How To Make Work Matter

It’s the great challenge of leadership: how to inspire employees to bring their best selves to work make work matterand deliver consistent, stellar performance. It is accepted wisdom that happy employees are better performers. While there is much truth to this, it can lead to some common leadership mistakes.

Yes, bells and whistles in the form of benefits, free food, a gym, casual days, game rooms, etc. are important tools in creating a positive culture that makes people feel appreciated and happier. But these sweeteners don’t necessarily translate into increased productivity and performance.

Creating a work zone of zen

To achieve that crucial goal, leaders must make the work itself meaningful. Writing in Inc., Geoffrey James makes a persuasive case for focusing on making the work matter as the key to both happiness and performance.

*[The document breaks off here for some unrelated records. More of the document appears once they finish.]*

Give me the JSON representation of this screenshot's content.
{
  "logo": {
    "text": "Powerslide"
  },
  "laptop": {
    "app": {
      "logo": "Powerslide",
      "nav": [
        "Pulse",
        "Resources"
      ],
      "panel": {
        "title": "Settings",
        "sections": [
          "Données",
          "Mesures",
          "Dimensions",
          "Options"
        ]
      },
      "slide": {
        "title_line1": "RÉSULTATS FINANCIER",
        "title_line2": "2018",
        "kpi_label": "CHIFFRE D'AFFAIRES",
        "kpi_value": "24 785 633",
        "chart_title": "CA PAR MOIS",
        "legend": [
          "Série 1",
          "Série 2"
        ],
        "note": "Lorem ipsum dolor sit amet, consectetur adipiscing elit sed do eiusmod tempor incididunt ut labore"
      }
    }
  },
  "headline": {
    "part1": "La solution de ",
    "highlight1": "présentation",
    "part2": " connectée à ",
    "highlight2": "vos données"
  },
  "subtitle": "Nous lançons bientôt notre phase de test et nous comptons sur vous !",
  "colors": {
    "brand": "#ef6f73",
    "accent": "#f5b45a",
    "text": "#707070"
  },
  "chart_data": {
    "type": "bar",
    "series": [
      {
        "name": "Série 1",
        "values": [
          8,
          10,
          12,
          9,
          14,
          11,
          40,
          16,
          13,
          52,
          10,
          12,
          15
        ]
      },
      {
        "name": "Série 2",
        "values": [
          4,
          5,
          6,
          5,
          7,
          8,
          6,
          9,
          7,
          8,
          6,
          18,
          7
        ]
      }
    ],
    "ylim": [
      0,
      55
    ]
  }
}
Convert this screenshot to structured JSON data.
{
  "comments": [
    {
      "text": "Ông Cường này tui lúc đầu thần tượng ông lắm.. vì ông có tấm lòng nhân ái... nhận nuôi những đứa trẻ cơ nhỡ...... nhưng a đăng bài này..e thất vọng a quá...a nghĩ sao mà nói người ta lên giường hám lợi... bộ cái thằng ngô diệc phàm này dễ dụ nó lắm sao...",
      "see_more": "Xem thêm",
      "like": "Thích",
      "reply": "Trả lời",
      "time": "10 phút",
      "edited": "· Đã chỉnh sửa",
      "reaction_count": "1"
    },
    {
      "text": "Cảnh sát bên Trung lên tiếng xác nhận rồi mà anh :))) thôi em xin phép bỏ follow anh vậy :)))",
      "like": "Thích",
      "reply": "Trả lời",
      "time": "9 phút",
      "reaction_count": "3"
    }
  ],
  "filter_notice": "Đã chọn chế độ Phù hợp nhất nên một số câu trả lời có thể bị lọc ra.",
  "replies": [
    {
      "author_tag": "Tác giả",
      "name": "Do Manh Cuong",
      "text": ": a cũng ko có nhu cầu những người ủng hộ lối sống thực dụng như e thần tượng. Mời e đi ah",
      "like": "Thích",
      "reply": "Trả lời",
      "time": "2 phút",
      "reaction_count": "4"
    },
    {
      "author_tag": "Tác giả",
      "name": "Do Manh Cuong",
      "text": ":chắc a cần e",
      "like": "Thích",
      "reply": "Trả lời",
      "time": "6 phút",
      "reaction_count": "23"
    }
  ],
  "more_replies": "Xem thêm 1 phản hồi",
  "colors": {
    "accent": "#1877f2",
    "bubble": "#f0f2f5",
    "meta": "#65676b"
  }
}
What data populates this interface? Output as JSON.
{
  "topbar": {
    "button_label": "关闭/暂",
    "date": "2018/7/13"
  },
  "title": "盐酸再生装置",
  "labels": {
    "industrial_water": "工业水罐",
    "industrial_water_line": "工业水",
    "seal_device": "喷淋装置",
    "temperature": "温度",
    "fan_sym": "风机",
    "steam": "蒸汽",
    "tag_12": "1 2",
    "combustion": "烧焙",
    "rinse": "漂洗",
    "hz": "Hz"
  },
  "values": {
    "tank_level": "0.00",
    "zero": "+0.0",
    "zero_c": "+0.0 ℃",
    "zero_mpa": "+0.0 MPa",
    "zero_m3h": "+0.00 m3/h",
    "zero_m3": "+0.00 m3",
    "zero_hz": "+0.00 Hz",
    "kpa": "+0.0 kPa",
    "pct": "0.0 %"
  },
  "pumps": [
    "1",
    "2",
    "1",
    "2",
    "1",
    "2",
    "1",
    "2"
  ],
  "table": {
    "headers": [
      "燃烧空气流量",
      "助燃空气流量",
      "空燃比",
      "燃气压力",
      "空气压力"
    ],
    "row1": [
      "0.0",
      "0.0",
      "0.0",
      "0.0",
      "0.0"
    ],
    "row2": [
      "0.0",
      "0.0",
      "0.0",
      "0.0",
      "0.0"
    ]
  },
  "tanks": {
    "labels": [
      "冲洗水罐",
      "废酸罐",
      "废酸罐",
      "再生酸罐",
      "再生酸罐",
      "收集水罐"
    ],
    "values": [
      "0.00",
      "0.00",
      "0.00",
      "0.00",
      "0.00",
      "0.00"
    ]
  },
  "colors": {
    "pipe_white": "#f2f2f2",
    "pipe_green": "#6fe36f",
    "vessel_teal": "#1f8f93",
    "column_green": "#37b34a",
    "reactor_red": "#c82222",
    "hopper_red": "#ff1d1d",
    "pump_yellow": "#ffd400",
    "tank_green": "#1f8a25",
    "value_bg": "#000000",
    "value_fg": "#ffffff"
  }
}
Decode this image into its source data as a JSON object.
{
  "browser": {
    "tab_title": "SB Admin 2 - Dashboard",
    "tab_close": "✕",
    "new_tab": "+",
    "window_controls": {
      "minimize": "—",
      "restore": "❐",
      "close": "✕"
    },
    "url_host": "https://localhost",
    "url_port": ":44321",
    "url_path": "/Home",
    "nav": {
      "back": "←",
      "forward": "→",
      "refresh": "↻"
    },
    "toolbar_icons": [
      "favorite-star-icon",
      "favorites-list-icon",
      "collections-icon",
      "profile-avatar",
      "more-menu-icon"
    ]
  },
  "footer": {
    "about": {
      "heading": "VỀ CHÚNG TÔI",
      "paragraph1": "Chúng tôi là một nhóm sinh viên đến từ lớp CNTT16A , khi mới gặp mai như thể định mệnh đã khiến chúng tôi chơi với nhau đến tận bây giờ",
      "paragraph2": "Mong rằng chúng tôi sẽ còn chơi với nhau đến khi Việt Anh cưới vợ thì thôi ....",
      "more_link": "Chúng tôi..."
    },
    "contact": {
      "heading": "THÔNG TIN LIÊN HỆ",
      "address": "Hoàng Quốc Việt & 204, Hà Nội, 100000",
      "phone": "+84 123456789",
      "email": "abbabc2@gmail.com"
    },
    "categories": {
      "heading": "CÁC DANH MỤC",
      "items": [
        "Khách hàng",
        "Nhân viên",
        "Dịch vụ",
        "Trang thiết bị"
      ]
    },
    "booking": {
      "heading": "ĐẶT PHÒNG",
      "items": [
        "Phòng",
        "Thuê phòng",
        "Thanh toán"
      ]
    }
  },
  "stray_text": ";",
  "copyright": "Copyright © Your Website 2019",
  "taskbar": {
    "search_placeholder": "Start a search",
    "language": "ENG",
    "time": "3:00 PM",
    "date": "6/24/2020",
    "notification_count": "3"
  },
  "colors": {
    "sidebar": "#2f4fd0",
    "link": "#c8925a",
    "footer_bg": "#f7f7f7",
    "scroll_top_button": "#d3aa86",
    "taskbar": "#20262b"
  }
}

Think of your own life. When you’re fully engaged in what you’re doing, to the extent that you lose track of time and even of your surroundings, don’t you feel a sense of total engagement, stimulation, energy, satisfaction, and happiness? I know I do. It’s almost a Zen place, the zone, and when I’m there I almost always perform at the highest level. Nothing – and I mean nothing – beats that feeling of a job well done. It gives our life meaning in a profound way.

So how do leaders make the work matter?

5 steps to make work matter

1. Build a community of support. It’s tough to focus, which is essential for getting into the Zen zone, when you don’t feel that you’re in a supportive environment that allows you to ignore distractions, i.e. anything that pulls focus away from the work. Employees who feel a sense of community in the workplace, who know that their butts are covered, that the distractions will be handled by their colleagues, can slip into a cocoon of concentration that leads directly to the zone.

2. Link the work to the mission. Nothing is more demoralizing to an employee than the feeling that what they’re doing isn’t really adding much value. Make sure people know how important their contribution is. Be clear and explicit. And this applies to people at all levels in the organization. People will feel pride in their work if they understand its importance to the whole enterprise. This will boost focus and facilitate “zoning” in.

3. Give people space. This means both literal space and figurative space. Yes, wildly decorated cubicles can be fun, but they can also be concentration killers. What works at Zappos may not work at your organization. Quiet can be a beautiful, inspiring thing. To the greatest extent possible, create a workspace that accommodates people’s spatial needs. As for figurative, don’t be a helicopter leader – no hovering! It’s hard to get into the zone when someone is breathing down your neck. Trust your people, we’re all grownups here. Within the needs of the project, give them free rein and let them run with it.

4 . Watch the workload. If people have too much work, they stress out and shut down. They start to attack it mechanically, desperate to get the load down to a manageable size. This is a zone killer. On the other hand, make sure people have an engaging project. It’s so depressing to see employees killing time in random ways. Hours socializing, playing video games, surfing the web, organizing excursions, etc. do not lead to the zone.

5. Play to people’s passions. It’s much easier to be fully engaged and in the zone when you’re working on something that excites you, intellectually and emotionally. Obviously, not every project can thrill us. But to the greatest extent possible, help your people connect what they’re doing to what they care about. This gives work real meaning.

Work will matter, but not forced

Happiness is a loaded word in our culture, and in our workplace cultures. We all have our own personal definition of happiness. But I firmly believe that a happy work life is a direct result of doing work that matters – that engages us mind, heart, and soul. Leaders can’t force employees into the zone, but they can certainly facilitate and nurture the process and journey. It’s a deeply satisfying challenge